The Overstory Author:Richard Powers An Air Force loadmaster in the Vietnam War is shot out of the sky, then saved by falling into a banyan. — An artist inherits a hundred years of photographic portraits, all of the same doomed American chestnut. — A hard-partying undergraduate in the late 1980s electrocutes herself, dies, and is sent back into life by creatures of air and light. — A ... more »hearing- and speech-impaired scientist discovers that trees are communicating with one another.
These four, and five other strangers -- each summoned in different ways by trees -- are brought together in a last and violent stand to save the continent's few remaining acres of virgin forest.
In his twelfth novel, National Book Award winner Richard Powers delivers a sweeping, impassioned novel of activism and resistance that is also a stunning evocation of -- and paean to -- the natural world. From the roots to the crown and back to the seeds, The Overstory unfolds in concentric rings of interlocking fables that range from antebellum New York to the late twentieth-century Timber Wars of the Pacific Northwest and beyond, exploring the essential conflict on this planet: the one taking place between humans and nonhumans. There is a world alongside ours--vast, slow, interconnected, resourceful, magnificently inventive, and almost invisible to us. This is the story of a handful of people who learn how to see that world and who are drawn up into its unfolding catastrophe.

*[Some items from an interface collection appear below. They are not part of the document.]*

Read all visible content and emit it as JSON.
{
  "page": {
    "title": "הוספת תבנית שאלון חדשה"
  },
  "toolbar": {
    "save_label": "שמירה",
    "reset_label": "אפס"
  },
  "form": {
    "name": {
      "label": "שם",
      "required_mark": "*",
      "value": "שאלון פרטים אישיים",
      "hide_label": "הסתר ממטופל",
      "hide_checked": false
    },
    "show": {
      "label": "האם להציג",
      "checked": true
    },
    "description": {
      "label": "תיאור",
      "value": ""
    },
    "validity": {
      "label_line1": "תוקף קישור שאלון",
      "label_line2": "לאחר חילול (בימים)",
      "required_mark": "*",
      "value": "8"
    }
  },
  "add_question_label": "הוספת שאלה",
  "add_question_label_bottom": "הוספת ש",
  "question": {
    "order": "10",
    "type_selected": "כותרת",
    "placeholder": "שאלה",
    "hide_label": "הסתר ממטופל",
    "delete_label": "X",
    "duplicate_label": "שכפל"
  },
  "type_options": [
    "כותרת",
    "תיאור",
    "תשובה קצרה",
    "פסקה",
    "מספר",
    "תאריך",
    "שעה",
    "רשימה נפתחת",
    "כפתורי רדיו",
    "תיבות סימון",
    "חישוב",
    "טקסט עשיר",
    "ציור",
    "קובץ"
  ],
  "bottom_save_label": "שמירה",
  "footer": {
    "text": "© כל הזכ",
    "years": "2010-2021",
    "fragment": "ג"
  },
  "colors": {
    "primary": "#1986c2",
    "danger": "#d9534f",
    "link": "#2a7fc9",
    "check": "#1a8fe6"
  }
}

The Overstory is a book for all readers who despair of humanity's self-imposed separation from the rest of creation and who hope for the transformative, regenerating possibility of a homecoming. If the trees of this earth could speak, what would they tell us? "Listen. There's something you need to hear."« less
This was a difficult book for me to read because i found myself pondering and thinking over so many portions as I read. Sometimes it was a few paragraphs and sometimes it was pages. Nevertheless, there is so much here to internalize that when I finished I realized how much this read meant to me. I really enjoyed it.
All our lives we have planted and nourished trees. One year we planted 1200 and have watched them grow to maturity. Another time we planted 400 which now tower over our heads as we walk among them. A daughter gavoe us a planting of 400 trees in a national forest. It is our hope that 10,000 trees will be planted for us by the time we time.
We have loved wooden products our entire lives and when one member of the family died his children cut saplings to bring into the church for his funeral. He planted many trees and raised Christmas trees so those who wanted live trees could cut from his stands. He replaced them every year with more and more varieties. Look for the term "sustainable" forest on wooden items you purchase.
My childhood was dominated by a huge cottonwood that grew in our farm grove. We loved its shade, its height, its beauty. I don't know if it is still standing but we never cut a tree from that grove when we lived there. In our current home another huge cottonwood looms over the back side of our home. We are certain that it will outlive us and provide shade and beauty for those who follow us.
[book:The Overstory|40180098] unveiled so much about the trees and how they affect people and the earth. If only every individual who cut down a tree would plant two more we would not lose these beauties. Read this book. Ponder its messages. And, do what you can to keep our trees growing. Plant some every year!